──────── SOURCE RECORDS ────────

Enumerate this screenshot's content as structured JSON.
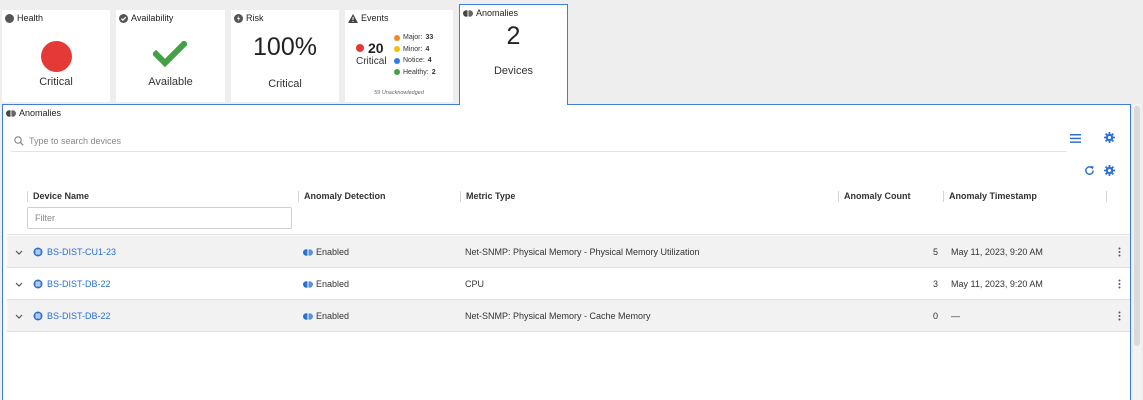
{
  "cards": {
    "health": {
      "title": "Health",
      "status": "Critical"
    },
    "availability": {
      "title": "Availability",
      "status": "Available"
    },
    "risk": {
      "title": "Risk",
      "value": "100%",
      "status": "Critical"
    },
    "events": {
      "title": "Events",
      "critical_count": "20",
      "critical_label": "Critical",
      "breakdown": [
        {
          "label": "Major:",
          "count": "33",
          "color": "#f08a24"
        },
        {
          "label": "Minor:",
          "count": "4",
          "color": "#f2c200"
        },
        {
          "label": "Notice:",
          "count": "4",
          "color": "#2f7de1"
        },
        {
          "label": "Healthy:",
          "count": "2",
          "color": "#43a047"
        }
      ],
      "unacknowledged": "59 Unacknowledged"
    },
    "anomalies": {
      "title": "Anomalies",
      "value": "2",
      "label": "Devices"
    }
  },
  "panel": {
    "title": "Anomalies",
    "search_placeholder": "Type to search devices",
    "filter_placeholder": "Filter"
  },
  "table": {
    "columns": [
      "Device Name",
      "Anomaly Detection",
      "Metric Type",
      "Anomaly Count",
      "Anomaly Timestamp"
    ],
    "rows": [
      {
        "device": "BS-DIST-CU1-23",
        "detection": "Enabled",
        "metric": "Net-SNMP: Physical Memory - Physical Memory Utilization",
        "count": "5",
        "timestamp": "May 11, 2023, 9:20 AM"
      },
      {
        "device": "BS-DIST-DB-22",
        "detection": "Enabled",
        "metric": "CPU",
        "count": "3",
        "timestamp": "May 11, 2023, 9:20 AM"
      },
      {
        "device": "BS-DIST-DB-22",
        "detection": "Enabled",
        "metric": "Net-SNMP: Physical Memory - Cache Memory",
        "count": "0",
        "timestamp": "—"
      }
    ]
  },
  "colors": {
    "accent": "#3f7dd8",
    "critical": "#e53935",
    "available": "#43a047",
    "link": "#2a6fcf"
  }
}
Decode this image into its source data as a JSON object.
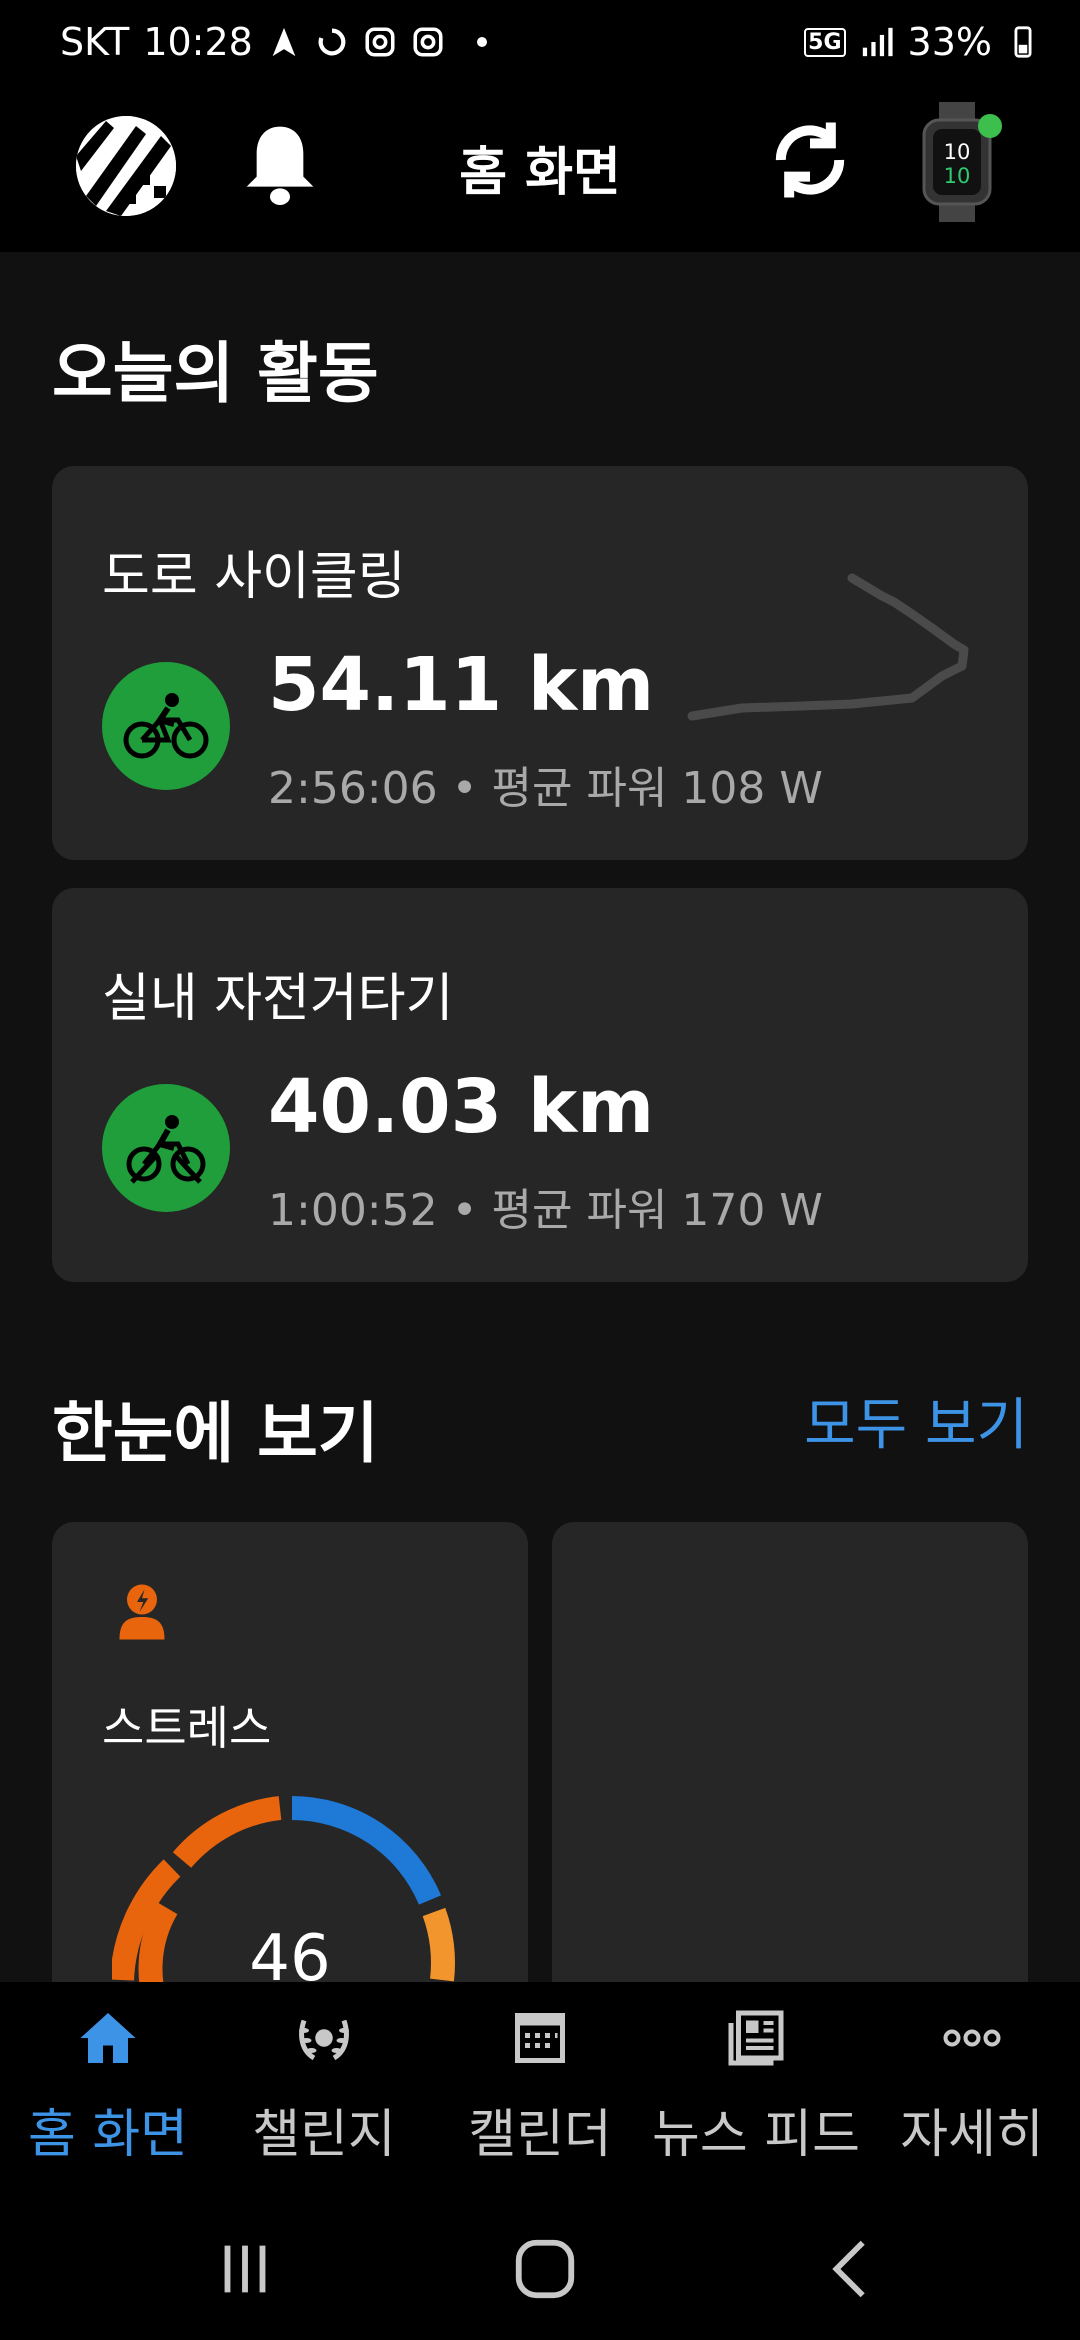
{
  "status_bar": {
    "carrier": "SKT",
    "time": "10:28",
    "network": "5G",
    "battery": "33%"
  },
  "app_bar": {
    "title": "홈 화면"
  },
  "activities": {
    "title": "오늘의 활동",
    "items": [
      {
        "name": "도로 사이클링",
        "distance": "54.11 km",
        "summary": "2:56:06 • 평균 파워 108 W",
        "icon": "road-bike-icon"
      },
      {
        "name": "실내 자전거타기",
        "distance": "40.03 km",
        "summary": "1:00:52 • 평균 파워 170 W",
        "icon": "indoor-bike-icon"
      }
    ]
  },
  "glance": {
    "title": "한눈에 보기",
    "see_all": "모두 보기",
    "stress": {
      "label": "스트레스",
      "value": "46"
    }
  },
  "bottom_nav": {
    "items": [
      {
        "label": "홈 화면",
        "icon": "home-icon",
        "active": true
      },
      {
        "label": "챌린지",
        "icon": "laurel-icon"
      },
      {
        "label": "캘린더",
        "icon": "calendar-icon"
      },
      {
        "label": "뉴스 피드",
        "icon": "newsfeed-icon"
      },
      {
        "label": "자세히",
        "icon": "more-icon"
      }
    ]
  },
  "colors": {
    "accent": "#3d93e6",
    "badge_green": "#1f9e3b",
    "stress_orange": "#e8650e",
    "stress_blue": "#1e7ad6"
  }
}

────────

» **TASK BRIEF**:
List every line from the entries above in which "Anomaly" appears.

» **RESPONSE TO THE TASK**:
      "Anomaly Detection",
      "Anomaly Count",
      "Anomaly Timestamp"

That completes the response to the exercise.